Human Resources Manager
Procter & Gamble

What community organizations/events are you involved in? What do you do for them?
I'm on the livable communities committee for Mayor Mark Mallory's Young Professionals Kitchen Cabinet (YPKC). The purpose of the committee is to help make Cincinnati a more livable city for residents by engaging them in their surroundings. An event called Streetcar Saturdays is the first summer event that will help residents and visitors get acclimated to the streetcar's future route. In 2012, I started volunteering with Crossroads Community Church's CityLink, which bundles support services to help people in our community overcome poverty.

Why did you pick those organizations/events with which to spend your free time?
As a downtown resident, I wanted to help Cincinnati see its potential. The city has a lot to offer, but if you don't know the right people, it's very hard to find these things. YPKC was also a way to meet new people. As for CityLink, I grew up helping the less fortunate with my family through our church and The Salvation Army, so it's always been a passion of mine. Now with a professional background in Human Resources, I feel that I can volunteer in a more substantial way and truly make a difference in the lives of people in my community.
 
Did getting involved in the community help you create a greater bond to the city?
Yes, definitely. I have a vested interest in seeing this city experience positive growth and get recognition for all of the great things that are going on. It is honestly an exciting time to live here. I didn't feel the same two years ago when I first moved here, so I'm extremely grateful to be a part of this.

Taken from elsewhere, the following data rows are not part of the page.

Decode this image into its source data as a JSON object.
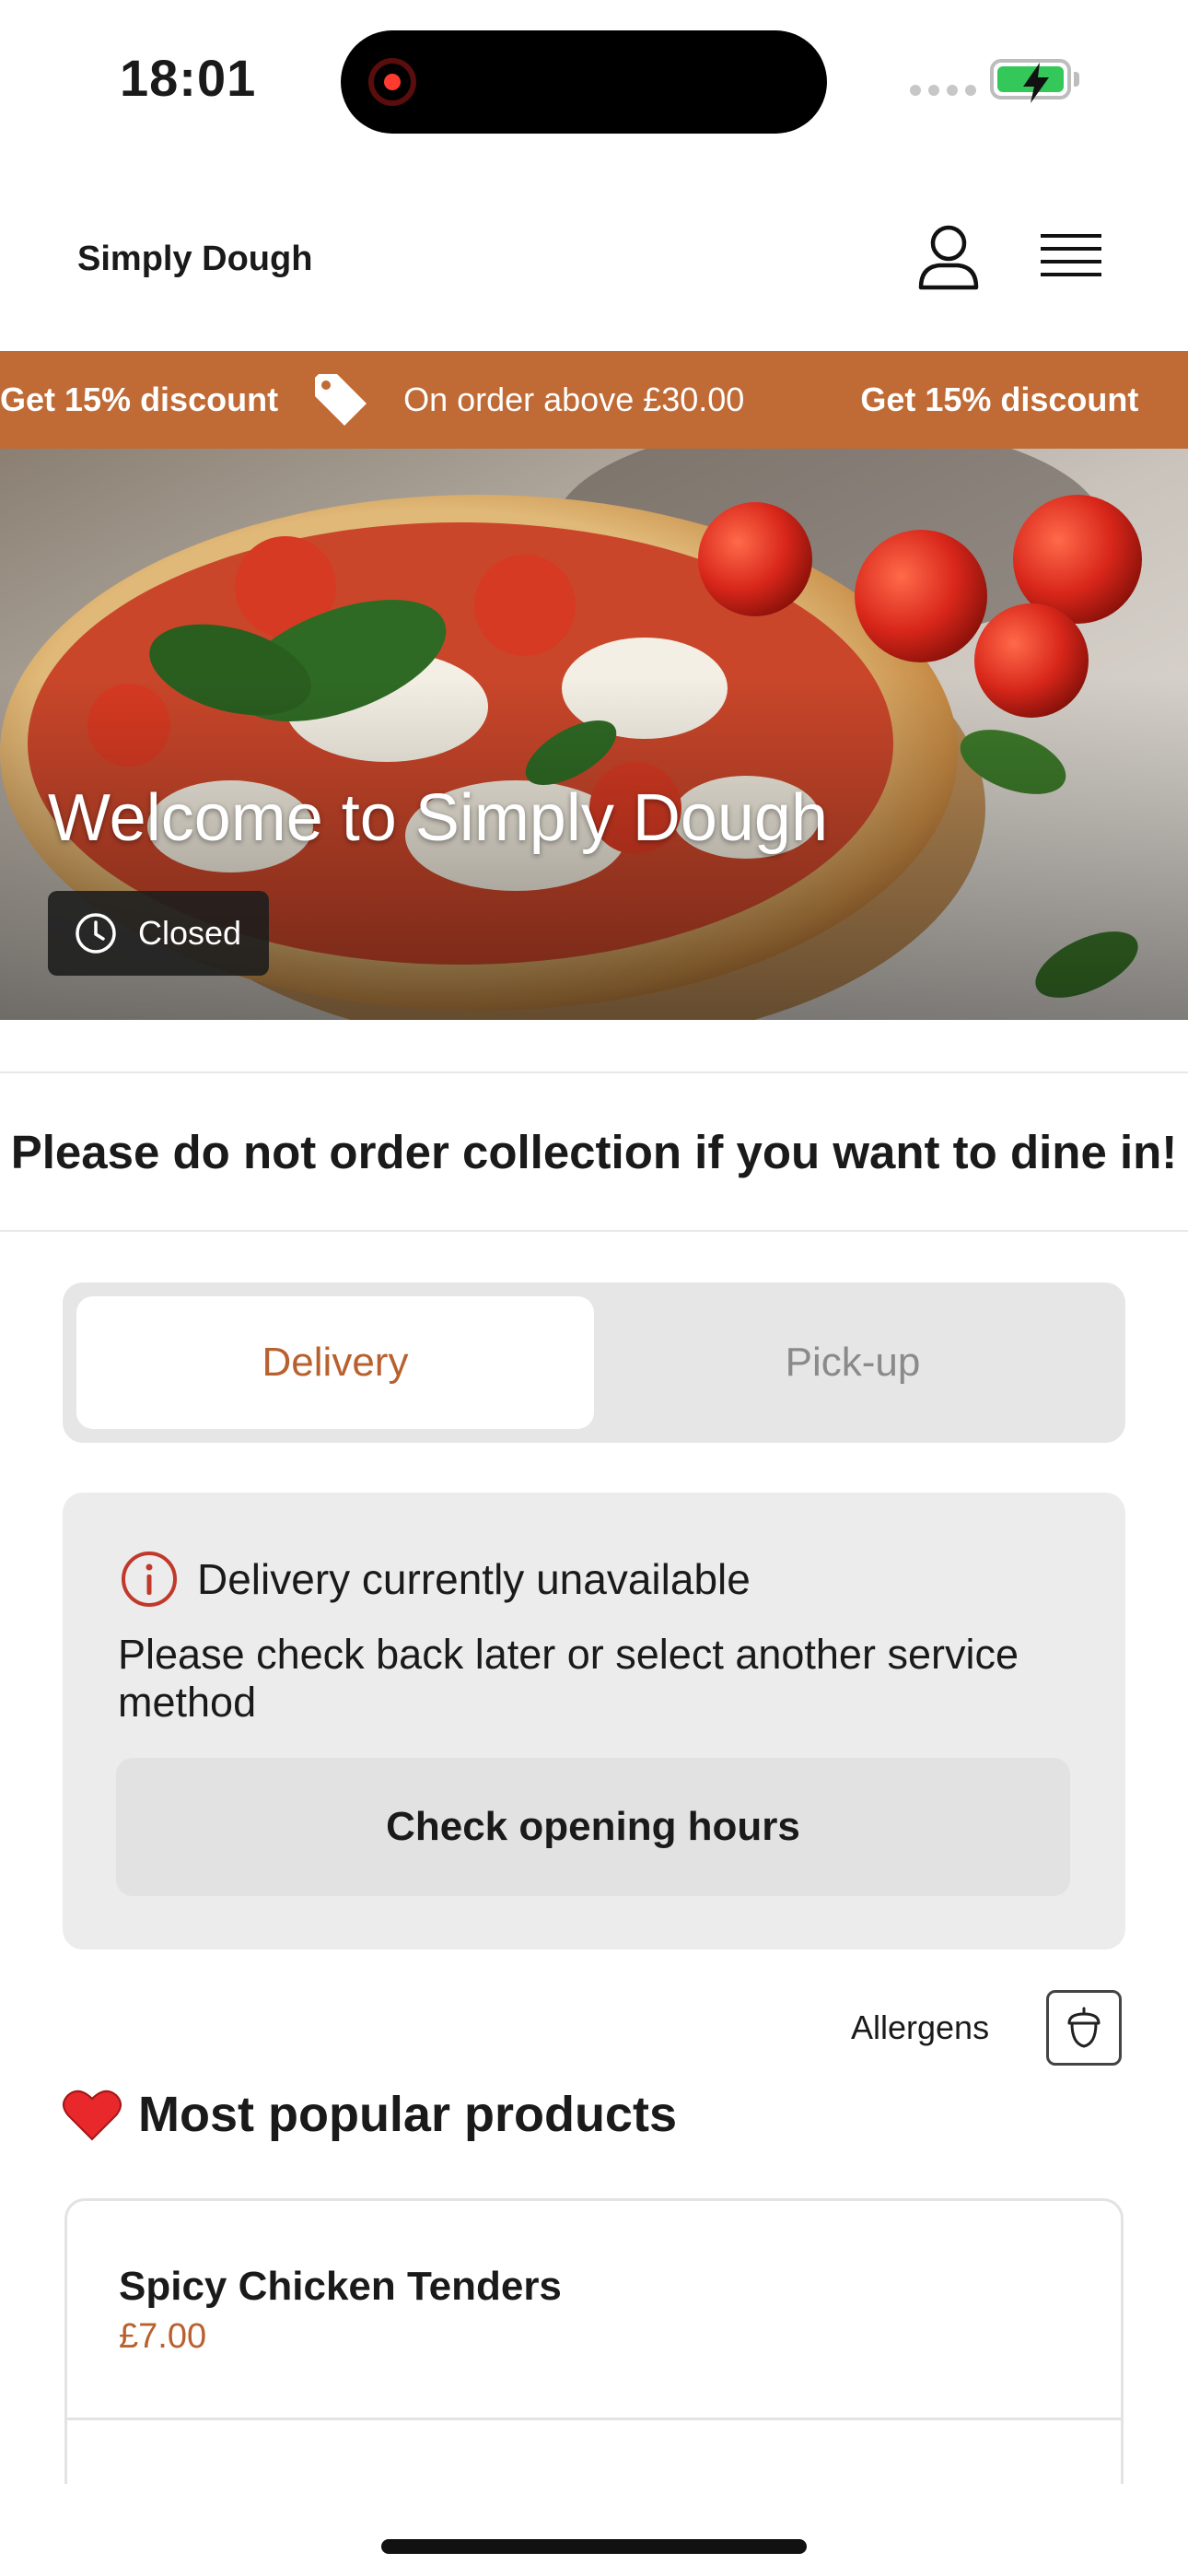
{
  "status_bar": {
    "time": "18:01"
  },
  "header": {
    "brand": "Simply Dough"
  },
  "promo": {
    "discount_text": "Get 15% discount",
    "condition_text": "On order above £30.00",
    "color": "#c06a35"
  },
  "hero": {
    "title": "Welcome to Simply Dough",
    "status": "Closed"
  },
  "notice": {
    "text": "Please do not order collection if you want to dine in!"
  },
  "service_toggle": {
    "tabs": [
      {
        "label": "Delivery",
        "selected": true
      },
      {
        "label": "Pick-up",
        "selected": false
      }
    ]
  },
  "availability": {
    "title": "Delivery currently unavailable",
    "message": "Please check back later or select another service method",
    "button_label": "Check opening hours"
  },
  "allergens": {
    "label": "Allergens"
  },
  "popular": {
    "title": "Most popular products",
    "products": [
      {
        "name": "Spicy Chicken Tenders",
        "price": "£7.00"
      }
    ]
  },
  "colors": {
    "accent": "#b8612f",
    "error": "#c0392b"
  }
}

If you could tell new residents one thing about getting involved in Cincinnati, what would it be? 
I would love for people to come here and think of the possibilities. This is a really diverse town and there are lots of things to do. Don't buy into the rumors.